Feeling lost and helpless in a world of so many answers about fear, what it’s like… to me.
What do I mean by saying feeling lost and helpless? Most of that is on me, as a father and as a man in general. Like many guys of my age, my idea of support is fixing. Having an anxious boy who can be oppositional is an ongoing challenge. Some days are better than others and there are successes and failures. But there is no cure. No point where you can say this job is done, put the tools away and move on to tomorrow’s tasks. We’re not talking about a task, it’s a process. and it’s tomorrow’s process, and on and on. Notice I said process, my gut and probably your’s, would tell me it’s a struggle. But it’s not, because no matter the hardship and feeling of failure this is my boy, his fears and anxiety are part of him. There is no hardship for me, it’s his burden. And I’ll be here to support and help him. Yeah, it can weigh heavily at times. Especially when he can be so oppositional. But this is my calling, this is my purpose as I find myself on the backside life.

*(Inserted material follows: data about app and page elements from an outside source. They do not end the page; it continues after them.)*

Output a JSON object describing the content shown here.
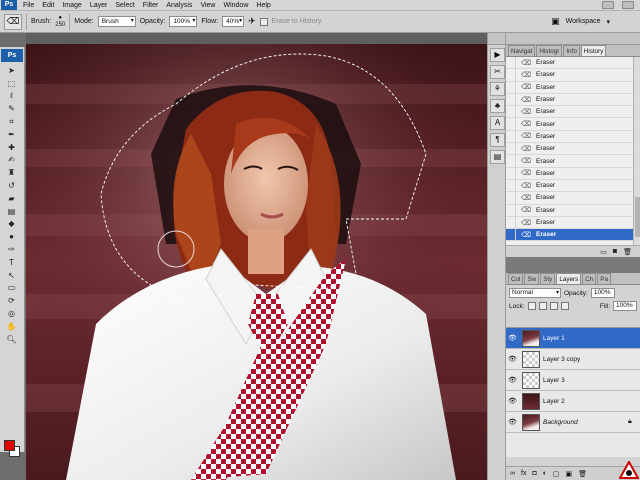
{
  "app": {
    "logo": "Ps"
  },
  "menu": [
    "File",
    "Edit",
    "Image",
    "Layer",
    "Select",
    "Filter",
    "Analysis",
    "View",
    "Window",
    "Help"
  ],
  "options": {
    "brush_label": "Brush:",
    "brush_size": "250",
    "mode_label": "Mode:",
    "mode_value": "Brush",
    "opacity_label": "Opacity:",
    "opacity_value": "100%",
    "flow_label": "Flow:",
    "flow_value": "40%",
    "erase_history_label": "Erase to History",
    "workspace_label": "Workspace"
  },
  "history_panel": {
    "tabs": [
      "Navigat",
      "Histogr",
      "Info",
      "History"
    ],
    "active_tab": "History",
    "items": [
      "Eraser",
      "Eraser",
      "Eraser",
      "Eraser",
      "Eraser",
      "Eraser",
      "Eraser",
      "Eraser",
      "Eraser",
      "Eraser",
      "Eraser",
      "Eraser",
      "Eraser",
      "Eraser",
      "Eraser"
    ],
    "selected_item": "Eraser"
  },
  "layers_panel": {
    "tabs": [
      "Col",
      "Sw",
      "Sty",
      "Layers",
      "Ch",
      "Pa"
    ],
    "active_tab": "Layers",
    "blend_mode": "Normal",
    "opacity_label": "Opacity:",
    "opacity_value": "100%",
    "lock_label": "Lock:",
    "fill_label": "Fill:",
    "fill_value": "100%",
    "layers": [
      {
        "name": "Layer 1",
        "selected": true
      },
      {
        "name": "Layer 3 copy",
        "selected": false
      },
      {
        "name": "Layer 3",
        "selected": false
      },
      {
        "name": "Layer 2",
        "selected": false
      },
      {
        "name": "Background",
        "selected": false
      }
    ]
  },
  "colors": {
    "foreground": "#e00000",
    "background": "#ffffff",
    "selection_blue": "#3169c6"
  }
}
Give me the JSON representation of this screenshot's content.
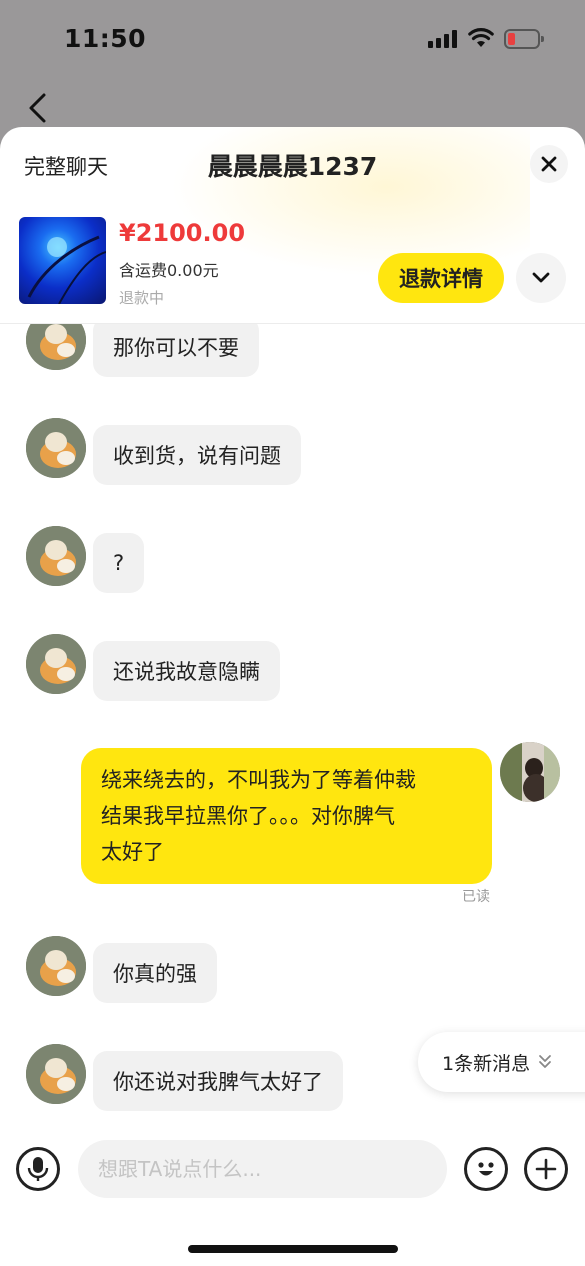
{
  "status_bar": {
    "time": "11:50"
  },
  "header": {
    "full_chat_label": "完整聊天",
    "title": "晨晨晨晨1237"
  },
  "product": {
    "price": "¥2100.00",
    "shipping": "含运费0.00元",
    "status": "退款中",
    "refund_button": "退款详情"
  },
  "messages": [
    {
      "side": "in",
      "text": "那你可以不要"
    },
    {
      "side": "in",
      "text": "收到货，说有问题"
    },
    {
      "side": "in",
      "text": "?"
    },
    {
      "side": "in",
      "text": "还说我故意隐瞒"
    },
    {
      "side": "out",
      "lines": [
        "绕来绕去的，不叫我为了等着仲裁",
        "结果我早拉黑你了。。。对你脾气",
        "太好了"
      ],
      "read_status": "已读"
    },
    {
      "side": "in",
      "text": "你真的强"
    },
    {
      "side": "in",
      "text": "你还说对我脾气太好了"
    }
  ],
  "new_message_pill": "1条新消息",
  "input": {
    "placeholder": "想跟TA说点什么..."
  },
  "colors": {
    "accent": "#ffe60f",
    "price": "#ee3a3a",
    "incoming_bubble": "#f1f1f1"
  },
  "icons": [
    "back-icon",
    "close-icon",
    "chevron-down-icon",
    "microphone-icon",
    "emoji-icon",
    "plus-icon",
    "double-chevron-down-icon"
  ]
}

This post hopes to be an introduction to a new series of posts about being Nate’s dad. That anxious boy who can seem to crater at any moment. Who always has me on edge, worried about how he might react at any given moment. Concerned over how I might react and how it will effect what he’s feeling. Will I make it worse?
Nate was a foster to adoption, the single greatest decision my wife and I have ever made. I wrote a post titled, The importance of foster care in the United States should you like some information on fostering a child. The US Health & Human Services is a a great place to start. The wildcard of what his biological traits might be can be a challenge when trying to understand his fearful and oppositional tendencies. And the importance of Nate being adopted plays into my previous statement about raising him being my calling.

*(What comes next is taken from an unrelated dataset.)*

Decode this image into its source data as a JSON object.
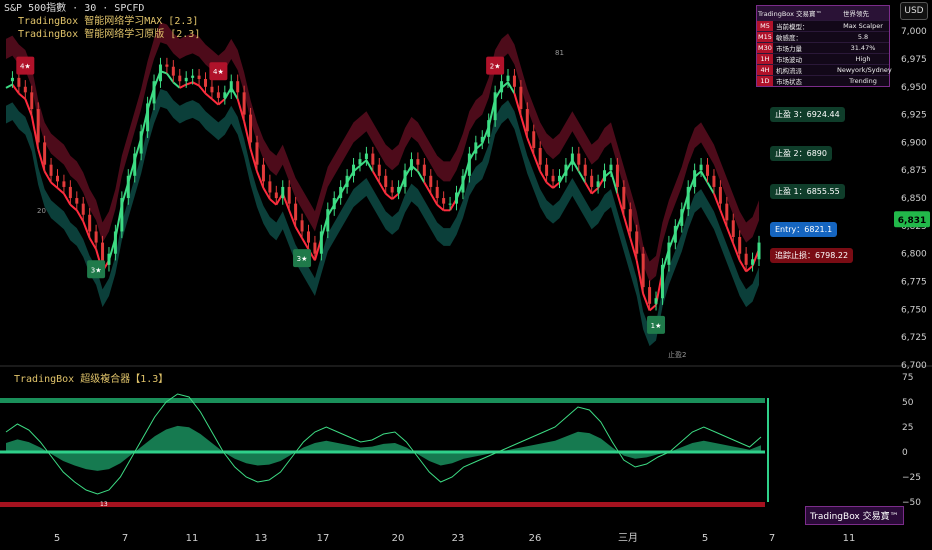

A good start to our story might be starting with this post from August, 2021. The Long Climb for the Short Rip. Sure he’s a fearful child, but you know… it makes the little moments of bravery that much more joyful. And for him? The look of pride. That is what’s its all about.

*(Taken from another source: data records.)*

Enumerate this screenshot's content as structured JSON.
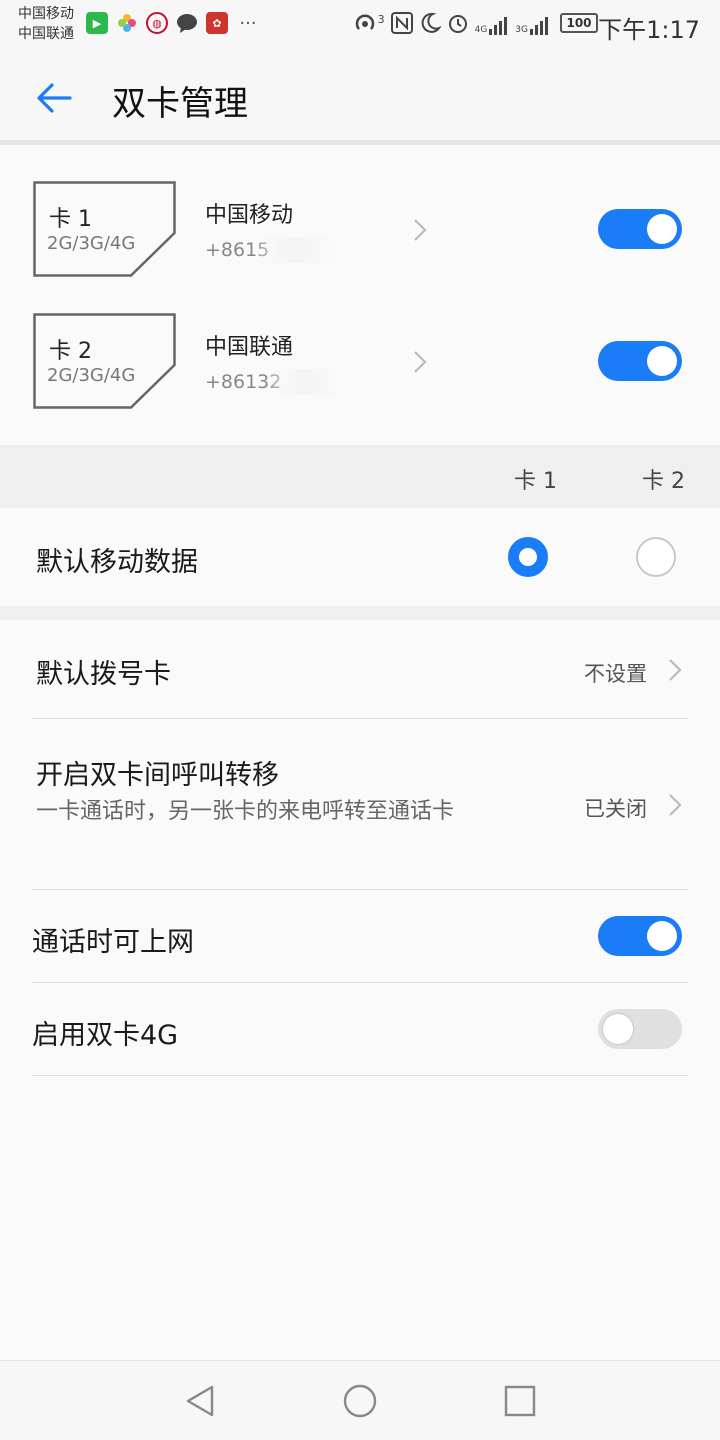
{
  "status_bar": {
    "carrier_1": "中国移动",
    "carrier_2": "中国联通",
    "hotspot_badge": "3",
    "net_1": "4G",
    "net_2": "3G",
    "battery": "100",
    "time": "下午1:17",
    "notification_icons": [
      "app-green-icon",
      "photos-petal-icon",
      "railway-icon",
      "chat-icon",
      "huawei-icon",
      "more-icon"
    ],
    "system_icons": [
      "hotspot-icon",
      "nfc-icon",
      "moon-icon",
      "alarm-icon",
      "signal-4g-icon",
      "signal-3g-icon",
      "battery-icon"
    ]
  },
  "header": {
    "title": "双卡管理",
    "back_icon": "back-arrow-icon"
  },
  "sims": [
    {
      "slot": "卡 1",
      "network": "2G/3G/4G",
      "carrier": "中国移动",
      "number_visible": "+8615",
      "enabled": true
    },
    {
      "slot": "卡 2",
      "network": "2G/3G/4G",
      "carrier": "中国联通",
      "number_visible": "+86132",
      "enabled": true
    }
  ],
  "columns": {
    "card1": "卡 1",
    "card2": "卡 2"
  },
  "default_data": {
    "label": "默认移动数据",
    "selected": "card1"
  },
  "settings": {
    "default_dial": {
      "label": "默认拨号卡",
      "value": "不设置"
    },
    "call_forward": {
      "label": "开启双卡间呼叫转移",
      "description": "一卡通话时，另一张卡的来电呼转至通话卡",
      "value": "已关闭"
    },
    "data_during_call": {
      "label": "通话时可上网",
      "enabled": true
    },
    "dual_4g": {
      "label": "启用双卡4G",
      "enabled": false
    }
  },
  "nav": {
    "back": "nav-back-icon",
    "home": "nav-home-icon",
    "recents": "nav-recents-icon"
  },
  "colors": {
    "accent": "#1a7cf6",
    "toggle_off": "#e0e0e0",
    "background": "#f7f7f7"
  }
}
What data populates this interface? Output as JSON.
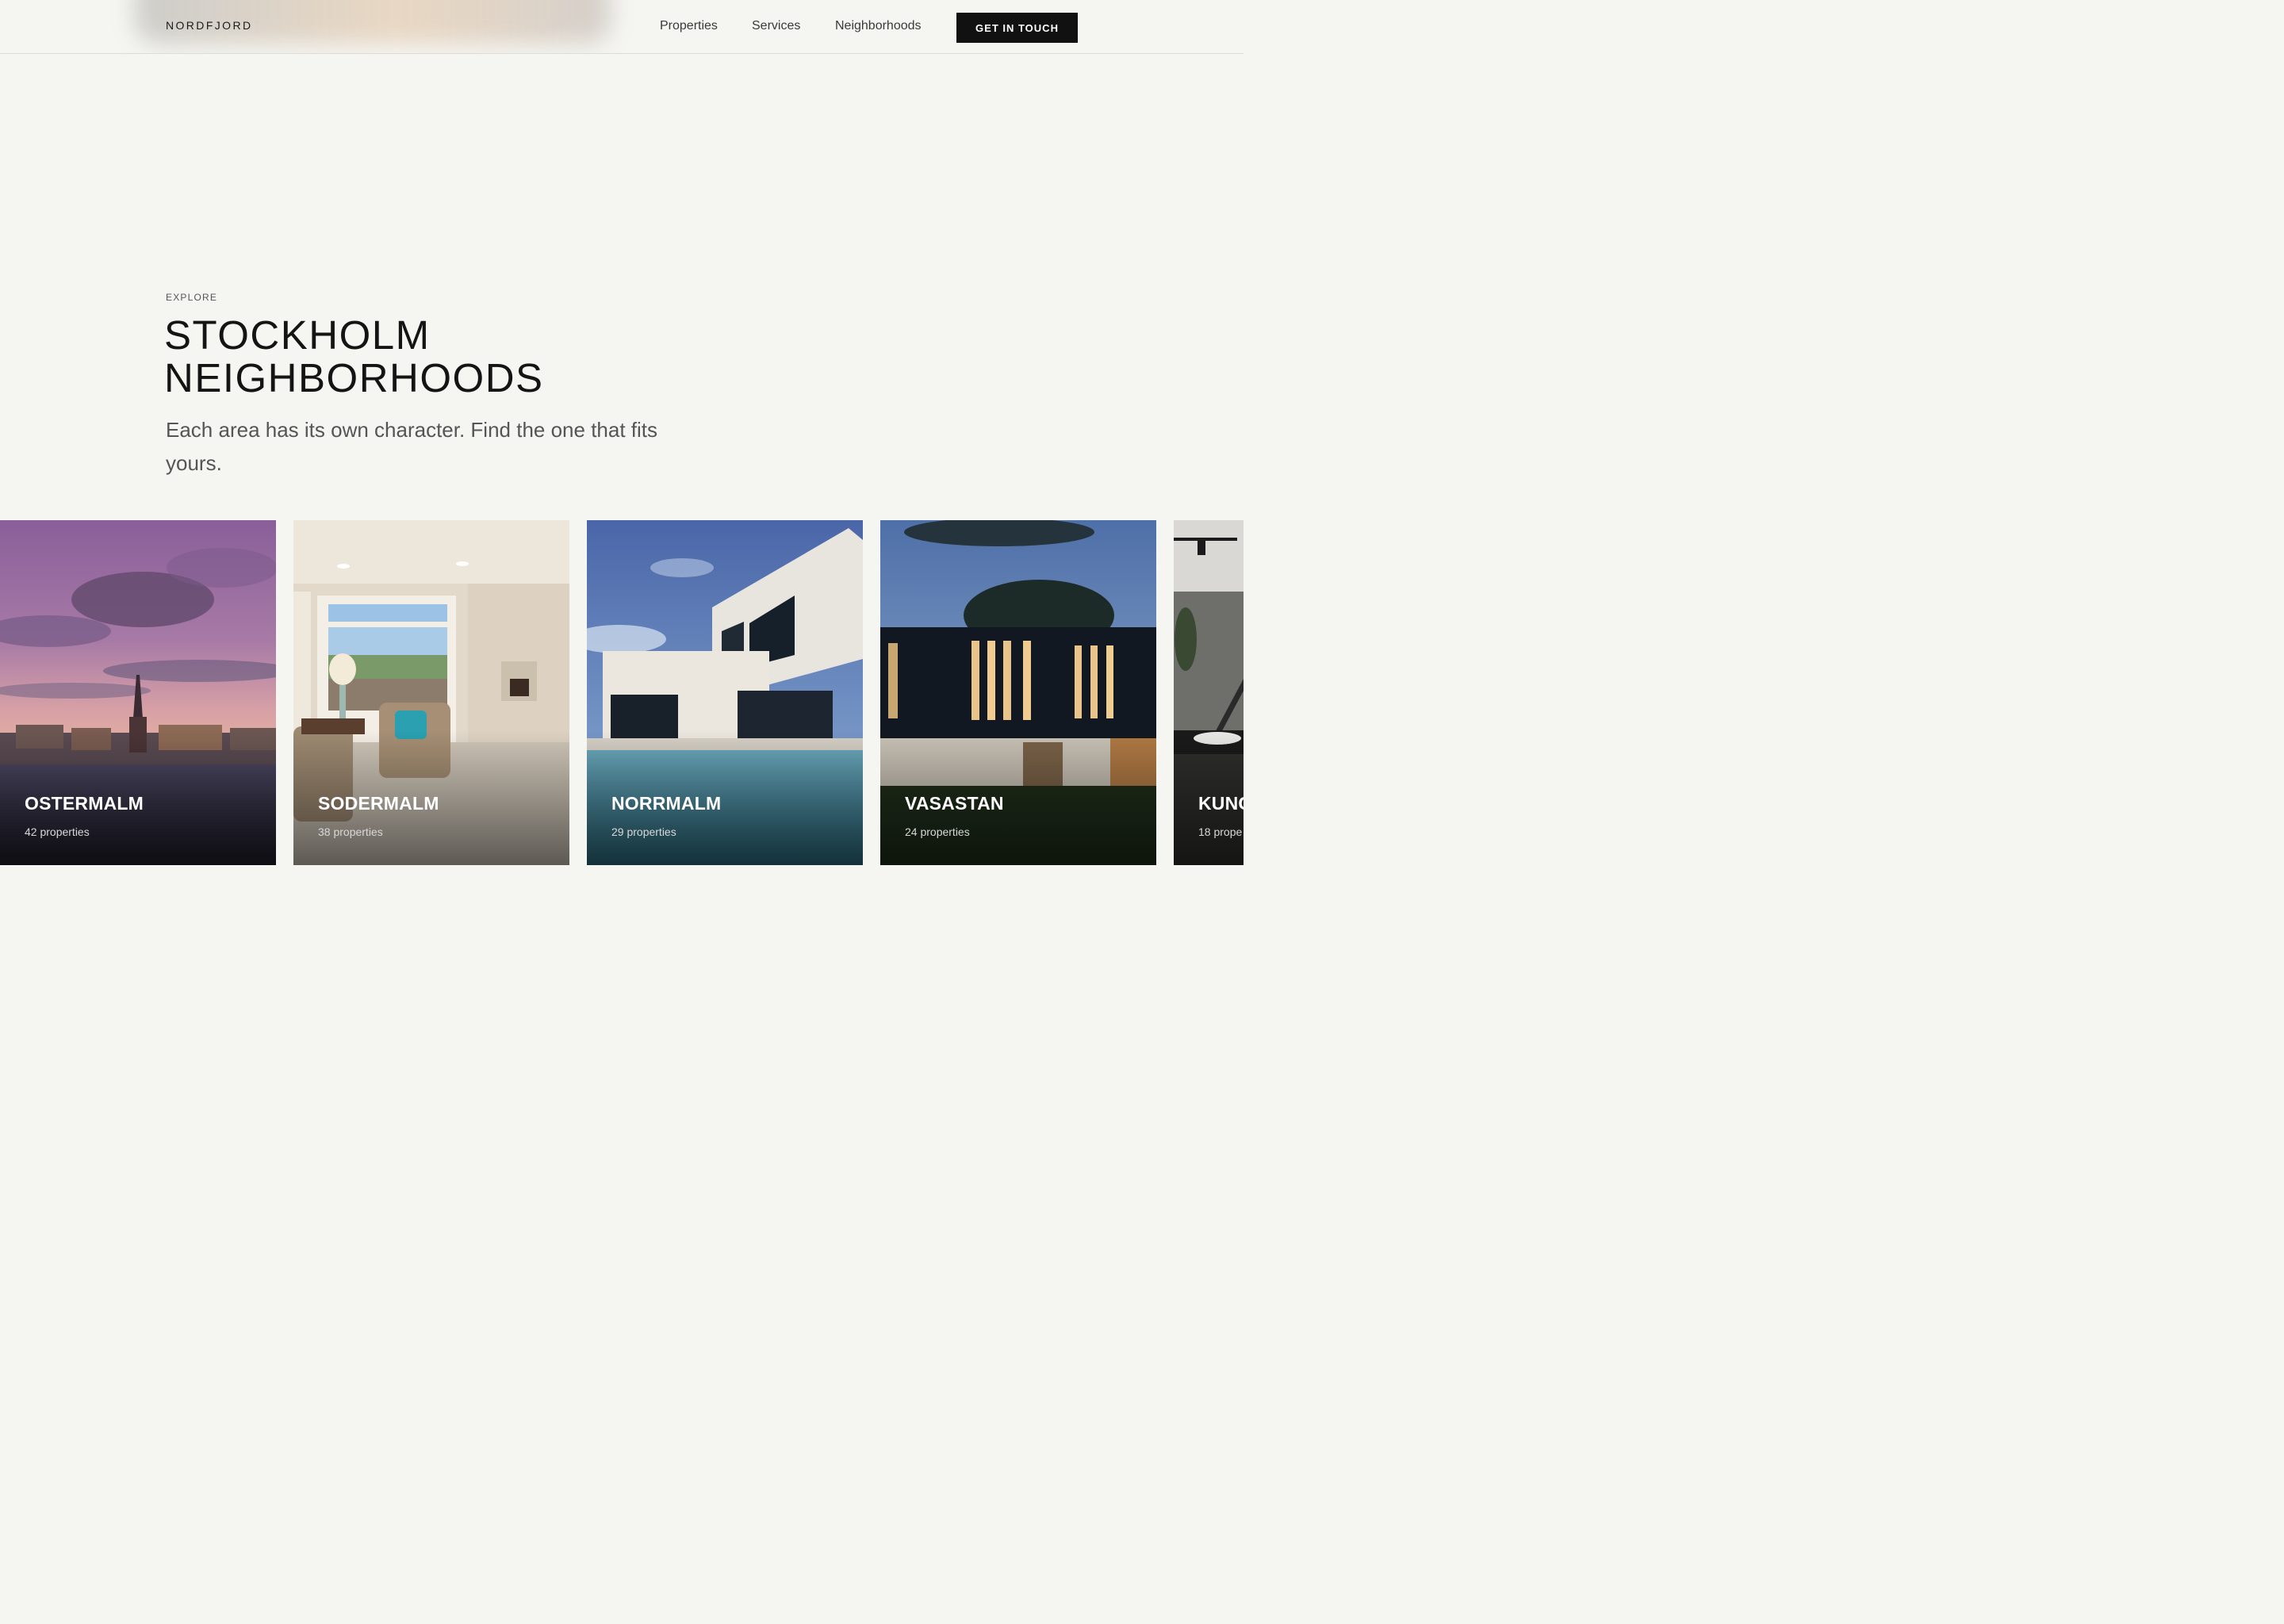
{
  "header": {
    "logo": "NORDFJORD",
    "nav": [
      "Properties",
      "Services",
      "Neighborhoods"
    ],
    "cta": "GET IN TOUCH"
  },
  "hero": {
    "eyebrow": "EXPLORE",
    "title_lines": [
      "STOCKHOLM",
      "NEIGHBORHOODS"
    ],
    "subtitle": "Each area has its own character. Find the one that fits yours."
  },
  "neighborhoods": [
    {
      "name": "OSTERMALM",
      "count": "42 properties",
      "image": "city-sunset-skyline-photo"
    },
    {
      "name": "SODERMALM",
      "count": "38 properties",
      "image": "living-room-interior-photo"
    },
    {
      "name": "NORRMALM",
      "count": "29 properties",
      "image": "modern-villa-pool-photo"
    },
    {
      "name": "VASASTAN",
      "count": "24 properties",
      "image": "dark-facade-house-dusk-photo"
    },
    {
      "name": "KUNG",
      "count": "18 prope",
      "image": "interior-staircase-photo"
    }
  ],
  "colors": {
    "background": "#f5f5f1",
    "cta_background": "#111111",
    "text": "#151515"
  }
}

If I could say one thing to the father of an anxious boy. It would be that as he looks to you and asks if you are proud of his accomplishments, tell him you’ll always be proud that he tried. You’ll be happy, for him, of success.